Farm produce exporters still see narrow door to U.S. market


Minister of Agriculture and Rural Development Cao Duc Phat pointed out obstacles for exporters of Vietnamese farm products in the U.S. market at a meeting with U.S. Secretary of Agriculture Thomas J.Vilsack at a meeting in Hanoi on Monday.

The ministry said the licensing process for Vietnamese fruit shipments to the U.S. is costly and time-consuming. Only thanh long (dragon fruit), rambutan, longan, and litchi have been allowed for export stateside, but their revenue is low as exporters pay high cost for meeting U.S. requirements.For example, the cost for checks by U.S. experts in Vietnam and fruit irradiation is estimated at US$500,000 per year.According to the ministry, for fruit exported to the U.S., Vietnam has cooperated with the U.S. to monitor the irradiation and testing processes since 2008. Therefore, Minister Phat proposed the U.S. recognize irradiation by local plant quarantine agencies.The ministry also proposed the U.S. approve mango and star apple imports from Vietnam because all required procedures have been conducted for these fruits.Vietnamese exporters are required to meet strict regulations on chemical residues. Besides, shrimp and tra fish (pangasius) exports to the U.S. in the past years have not been treated fairly.For tra and basa fish exports, meeting the provisions under the 2014 Farm Bill with an 18-month transition period is a challenge for Vietnam. Therefore, Vietnam suggested lengthening the transition period due to differences in production conditions and development levels between the two countries.However, Vilsack told reporters in HCMC on April 26 after visiting a Co.op Xtra hypermarket in HCMC’s District 7 that the U.S. will retain quality requirements to protect American consumers.Vilsack said the requirements are not barriers but assurances for quality. As a partner of Vietnam, the U.S. will help Vietnam meet the requirements and provide the Southeast Asian country a technical assistance package after it has identified barriers and ways it wants to receive support from the U.S.He noted that Vietnamese firms have opportunities to exports farm produce stateside as demand is high. Vietnamese products will have an competitive edge in the U.S. after the Trans-Pacific Partnership (TPP) trade pact takes effect as import tariffs will go down.

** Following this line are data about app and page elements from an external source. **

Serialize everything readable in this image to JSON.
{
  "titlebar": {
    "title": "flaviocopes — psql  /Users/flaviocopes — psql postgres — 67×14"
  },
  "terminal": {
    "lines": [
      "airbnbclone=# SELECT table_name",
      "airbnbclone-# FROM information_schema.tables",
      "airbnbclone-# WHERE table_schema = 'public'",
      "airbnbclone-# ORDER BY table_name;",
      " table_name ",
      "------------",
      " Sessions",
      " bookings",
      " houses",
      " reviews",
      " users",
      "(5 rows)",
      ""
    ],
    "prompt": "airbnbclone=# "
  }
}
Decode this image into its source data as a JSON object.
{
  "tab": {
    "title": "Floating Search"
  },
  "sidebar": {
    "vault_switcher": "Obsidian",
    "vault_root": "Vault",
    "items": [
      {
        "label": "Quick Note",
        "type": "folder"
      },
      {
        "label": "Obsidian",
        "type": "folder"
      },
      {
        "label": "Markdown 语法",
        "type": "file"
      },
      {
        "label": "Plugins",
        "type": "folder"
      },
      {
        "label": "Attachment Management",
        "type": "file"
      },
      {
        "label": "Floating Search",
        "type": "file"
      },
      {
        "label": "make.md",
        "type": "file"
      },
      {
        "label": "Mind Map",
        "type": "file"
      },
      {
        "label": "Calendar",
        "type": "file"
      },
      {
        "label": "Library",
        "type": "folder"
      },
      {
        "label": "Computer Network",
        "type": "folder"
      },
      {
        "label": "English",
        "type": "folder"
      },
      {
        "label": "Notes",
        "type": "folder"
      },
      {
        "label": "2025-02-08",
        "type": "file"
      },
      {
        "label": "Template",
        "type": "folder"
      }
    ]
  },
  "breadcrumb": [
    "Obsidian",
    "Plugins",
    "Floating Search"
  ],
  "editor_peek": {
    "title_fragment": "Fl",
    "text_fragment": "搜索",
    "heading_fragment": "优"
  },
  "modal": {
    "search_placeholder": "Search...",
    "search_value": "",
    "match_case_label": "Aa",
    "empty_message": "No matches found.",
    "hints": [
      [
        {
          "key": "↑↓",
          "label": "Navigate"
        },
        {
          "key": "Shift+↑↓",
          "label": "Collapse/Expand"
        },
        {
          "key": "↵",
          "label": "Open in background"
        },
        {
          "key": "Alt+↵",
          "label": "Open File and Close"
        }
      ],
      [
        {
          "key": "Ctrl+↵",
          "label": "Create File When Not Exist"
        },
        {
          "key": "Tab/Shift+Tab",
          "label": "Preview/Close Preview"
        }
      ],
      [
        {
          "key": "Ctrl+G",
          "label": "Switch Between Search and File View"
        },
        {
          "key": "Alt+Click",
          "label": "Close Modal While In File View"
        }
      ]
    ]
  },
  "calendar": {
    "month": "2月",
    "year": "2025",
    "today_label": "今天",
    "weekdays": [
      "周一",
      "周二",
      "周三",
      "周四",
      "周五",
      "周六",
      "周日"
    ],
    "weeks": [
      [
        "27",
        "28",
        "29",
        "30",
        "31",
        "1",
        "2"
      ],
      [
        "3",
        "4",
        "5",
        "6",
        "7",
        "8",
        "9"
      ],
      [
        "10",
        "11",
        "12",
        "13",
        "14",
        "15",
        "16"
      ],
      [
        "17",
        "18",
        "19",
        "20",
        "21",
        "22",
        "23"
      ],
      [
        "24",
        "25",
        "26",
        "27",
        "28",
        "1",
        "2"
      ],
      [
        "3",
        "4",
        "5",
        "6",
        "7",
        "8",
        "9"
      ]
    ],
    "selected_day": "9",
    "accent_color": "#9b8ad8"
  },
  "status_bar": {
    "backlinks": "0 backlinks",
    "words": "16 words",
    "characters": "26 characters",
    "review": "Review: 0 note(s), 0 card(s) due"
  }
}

Currently, an import tariff of 5% is imposed on Vietnam’s agricultural products sold to the U.S. while a much higher rate of 16% applies to American farm products shipped to Vietnam. Vilsack said it takes time for the duties to be removed.      He said with the TPP, more than 90% of tariff lines on Vietnamese products shipped to the U.S. market will be lifted. The trade agreement will allow more U.S. products to enter Vietnam.According to the Ministry of Agriculture and Rural Development, Vietnam shipped agricultural products worth US$5.69 billion to the U.S. and spent US$1.4 billion on imports of U.S. farm produce.Vietnam’s agro-aqua-forestry exports to the U.S. in the past three years have grown by around 20%, with wooden products and seafood being major export earners.Vietnam imports fruits, foodstuffs and raw materials for feed and food processing including potatoes, soybeans, corn and wheat from the U.S. Imports have picked up over the past three years with average growth of 10% per year.